- People offer comments that are personal in nature rather than constructive. Some people have had really bad 360 experiences. These are usually what gets depicted in Dilbert and they usually turn people off on the process going forward. This is a shame. You’ve got to ensure that everyone understands the purpose of the exercise is to be constructive, not personal. Don’t say anything to others that you wouldn’t mind being on the receiving end of (assuming it’s true).
- No plan is set following receiving the feedback. 360 data is only helpful to the extent that it gets acted upon and used. The majority of programs we see simply give the feedback and then it gets swiftly forgotten. No plan = no change in behavior.

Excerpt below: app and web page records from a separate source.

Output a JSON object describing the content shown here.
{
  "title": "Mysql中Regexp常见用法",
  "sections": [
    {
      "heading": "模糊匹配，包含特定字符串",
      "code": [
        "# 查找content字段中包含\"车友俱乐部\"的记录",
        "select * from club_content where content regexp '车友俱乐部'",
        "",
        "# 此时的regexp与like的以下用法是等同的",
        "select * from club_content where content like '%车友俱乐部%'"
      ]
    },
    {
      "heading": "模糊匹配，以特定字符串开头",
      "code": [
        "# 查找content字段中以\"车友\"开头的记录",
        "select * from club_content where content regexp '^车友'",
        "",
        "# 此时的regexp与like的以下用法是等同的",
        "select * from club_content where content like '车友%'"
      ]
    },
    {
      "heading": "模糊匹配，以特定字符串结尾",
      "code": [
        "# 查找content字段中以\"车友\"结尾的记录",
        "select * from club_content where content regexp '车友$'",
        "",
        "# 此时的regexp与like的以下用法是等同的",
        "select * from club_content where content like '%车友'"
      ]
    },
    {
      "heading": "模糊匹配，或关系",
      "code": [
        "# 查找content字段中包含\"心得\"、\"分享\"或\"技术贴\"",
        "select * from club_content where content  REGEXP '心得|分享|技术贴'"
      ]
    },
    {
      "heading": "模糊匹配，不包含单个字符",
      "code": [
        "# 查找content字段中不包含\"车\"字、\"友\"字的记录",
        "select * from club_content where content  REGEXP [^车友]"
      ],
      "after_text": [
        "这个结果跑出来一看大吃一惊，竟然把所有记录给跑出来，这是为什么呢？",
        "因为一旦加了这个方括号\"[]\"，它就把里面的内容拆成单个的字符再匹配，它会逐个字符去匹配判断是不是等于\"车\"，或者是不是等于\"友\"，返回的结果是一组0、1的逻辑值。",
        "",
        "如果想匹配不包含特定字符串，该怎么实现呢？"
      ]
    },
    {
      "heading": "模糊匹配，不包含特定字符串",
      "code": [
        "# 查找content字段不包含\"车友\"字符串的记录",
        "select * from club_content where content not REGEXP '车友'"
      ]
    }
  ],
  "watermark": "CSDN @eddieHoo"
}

- If there is a follow-up post-360 plan, it happens only once. If companies do follow up on the 360 results, it’s usually only once. However, behavioral change is hard and takes several reminders. You need to revisit a post-360 plan periodically. You need to do it quarterly for two years (at which time, it’s appropriate to recirculate the same 360s again to see how perceptions have changed).
- Lack of confidentiality. People who have never gone through the 360 process before are usually initially worried about how the data will be used and if it will remain confidential. You need to ensure you assure them up-front that it is a confidential process and won’t come back to haunt them at performance review time. However, in many of our clients, they ask us to play the role of “coaching” the people through the two-year quarterly follow-ups instead of internal HR people because (1) internal HR is usually busy with other stuff anyway and (2) their people seem more comfortable opening up to an external coach during a two-year follow-up period about how they’re progressing on their plan, rather than an internal HR person.
- Forgetting the strengths and only focusing on weaknesses. Some companies totally disregard the strengths that get uncovered in the 360 process. The attitude seems to be, “we’ve got to locate your weaknesses and obliterate them.” Type A execs feed on this and usually want to zero in on their weaknesses and also tend to forget about their strengths. The reality is that your strengths are what got you to where you are in your career. Work on your weaknesses but never stop relying on your strengths.
If you do the opposite of the points made above, you’re well on your way to making the experience a positive one and, more importantly, one that will actually help each person on your team and the team as a whole. When 360s are done poorly, they can be a disaster; however, when they’re done well, they can be a major part of driving accelerated growth for a team and an organization.